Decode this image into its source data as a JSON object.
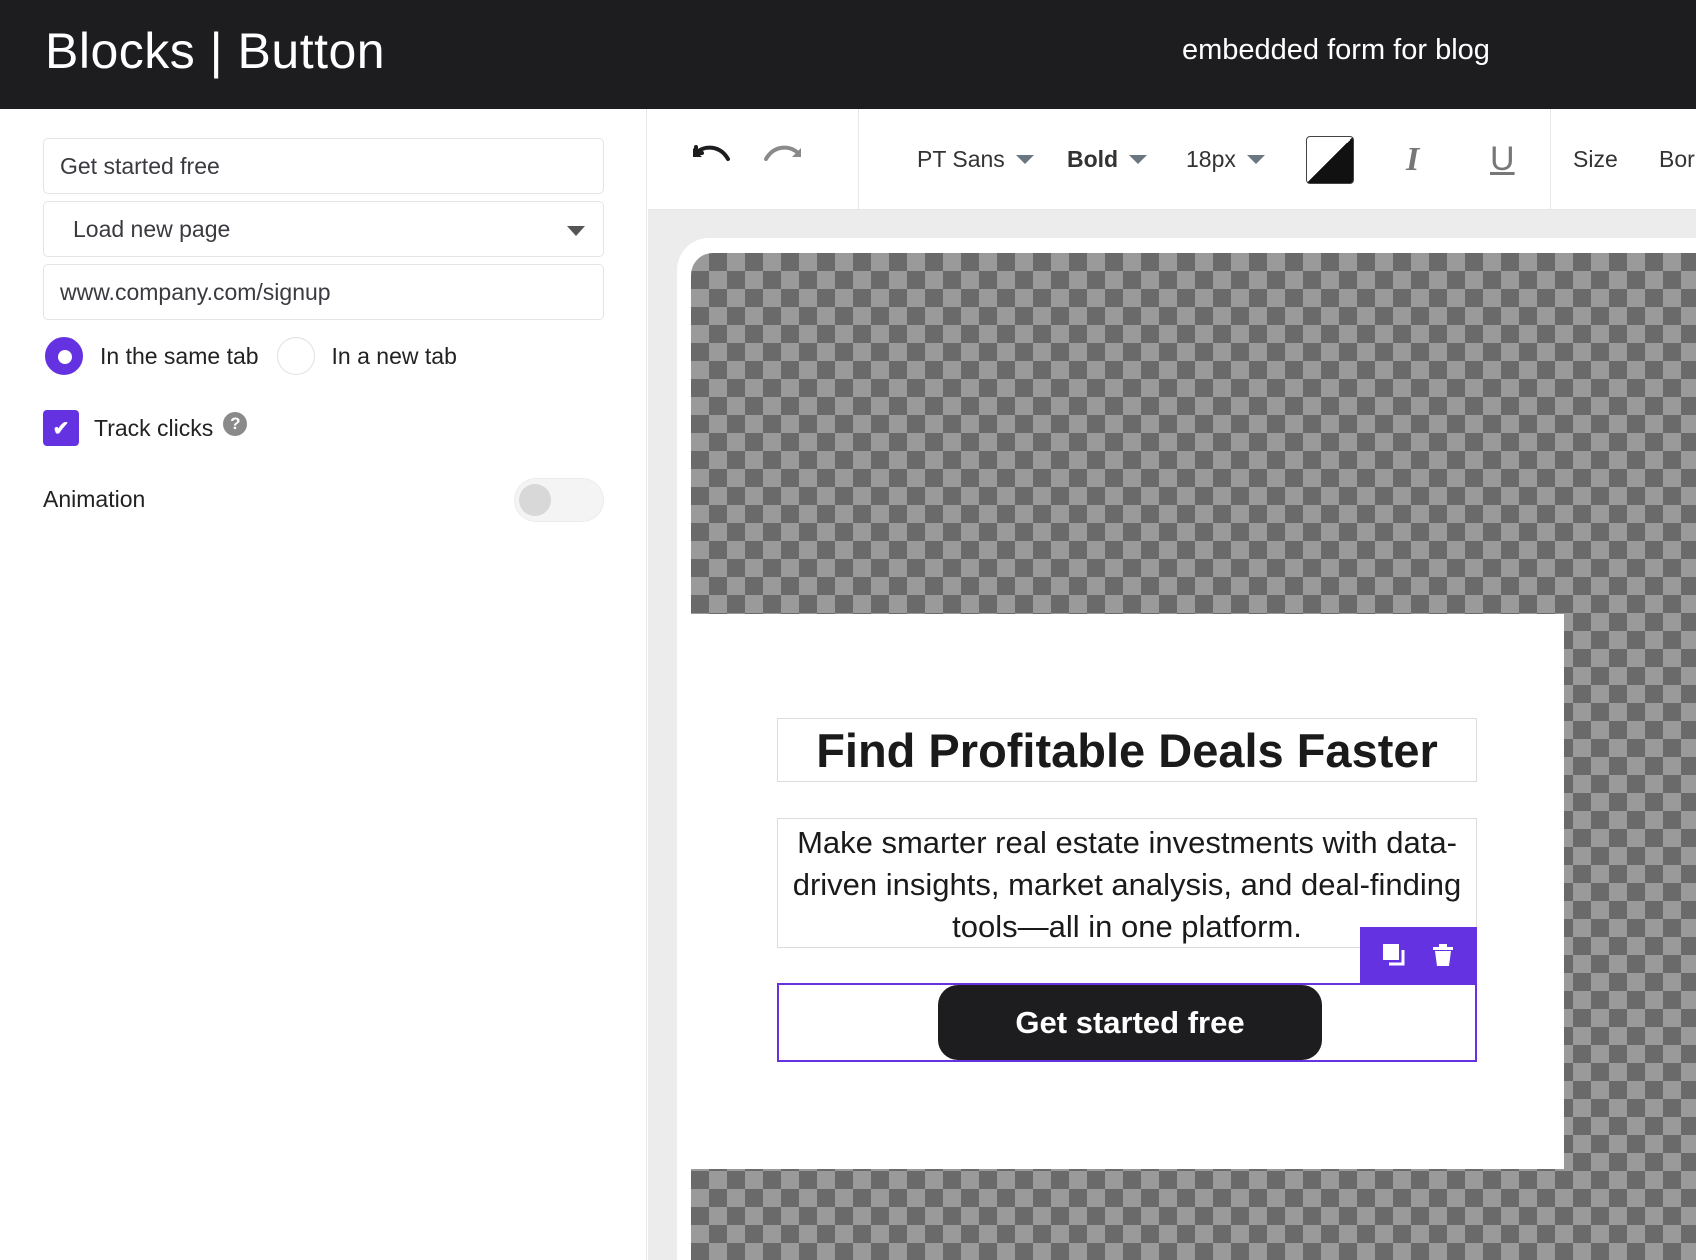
{
  "header": {
    "title": "Blocks | Button",
    "doc_name": "embedded form for blog"
  },
  "sidebar": {
    "button_text": "Get started free",
    "action": "Load new page",
    "url": "www.company.com/signup",
    "open_options": [
      {
        "label": "In the same tab",
        "selected": true
      },
      {
        "label": "In a new tab",
        "selected": false
      }
    ],
    "track_clicks": {
      "label": "Track clicks",
      "checked": true,
      "help": "?"
    },
    "animation": {
      "label": "Animation",
      "enabled": false
    }
  },
  "toolbar": {
    "undo_icon": "undo-icon",
    "redo_icon": "redo-icon",
    "font": "PT Sans",
    "weight": "Bold",
    "size": "18px",
    "italic": "I",
    "underline": "U",
    "size_label": "Size",
    "border_label": "Bor"
  },
  "canvas": {
    "headline": "Find Profitable Deals Faster",
    "body": "Make smarter real estate investments with data-driven insights, market analysis, and deal-finding tools—all in one platform.",
    "cta": "Get started free",
    "actions": [
      "duplicate-icon",
      "trash-icon"
    ]
  },
  "colors": {
    "accent": "#6432e0",
    "header_bg": "#1d1d20",
    "button_bg": "#1d1d20"
  }
}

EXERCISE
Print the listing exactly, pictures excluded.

OUTPUT BELOW
Decode this image into its source data as a JSON object.
{
  "header": {
    "title": "Blocks | Button",
    "doc_name": "embedded form for blog"
  },
  "sidebar": {
    "button_text": "Get started free",
    "action": "Load new page",
    "url": "www.company.com/signup",
    "open_options": [
      {
        "label": "In the same tab",
        "selected": true
      },
      {
        "label": "In a new tab",
        "selected": false
      }
    ],
    "track_clicks": {
      "label": "Track clicks",
      "checked": true,
      "help": "?"
    },
    "animation": {
      "label": "Animation",
      "enabled": false
    }
  },
  "toolbar": {
    "undo_icon": "undo-icon",
    "redo_icon": "redo-icon",
    "font": "PT Sans",
    "weight": "Bold",
    "size": "18px",
    "italic": "I",
    "underline": "U",
    "size_label": "Size",
    "border_label": "Bor"
  },
  "canvas": {
    "headline": "Find Profitable Deals Faster",
    "body": "Make smarter real estate investments with data-driven insights, market analysis, and deal-finding tools—all in one platform.",
    "cta": "Get started free",
    "actions": [
      "duplicate-icon",
      "trash-icon"
    ]
  },
  "colors": {
    "accent": "#6432e0",
    "header_bg": "#1d1d20",
    "button_bg": "#1d1d20"
  }
}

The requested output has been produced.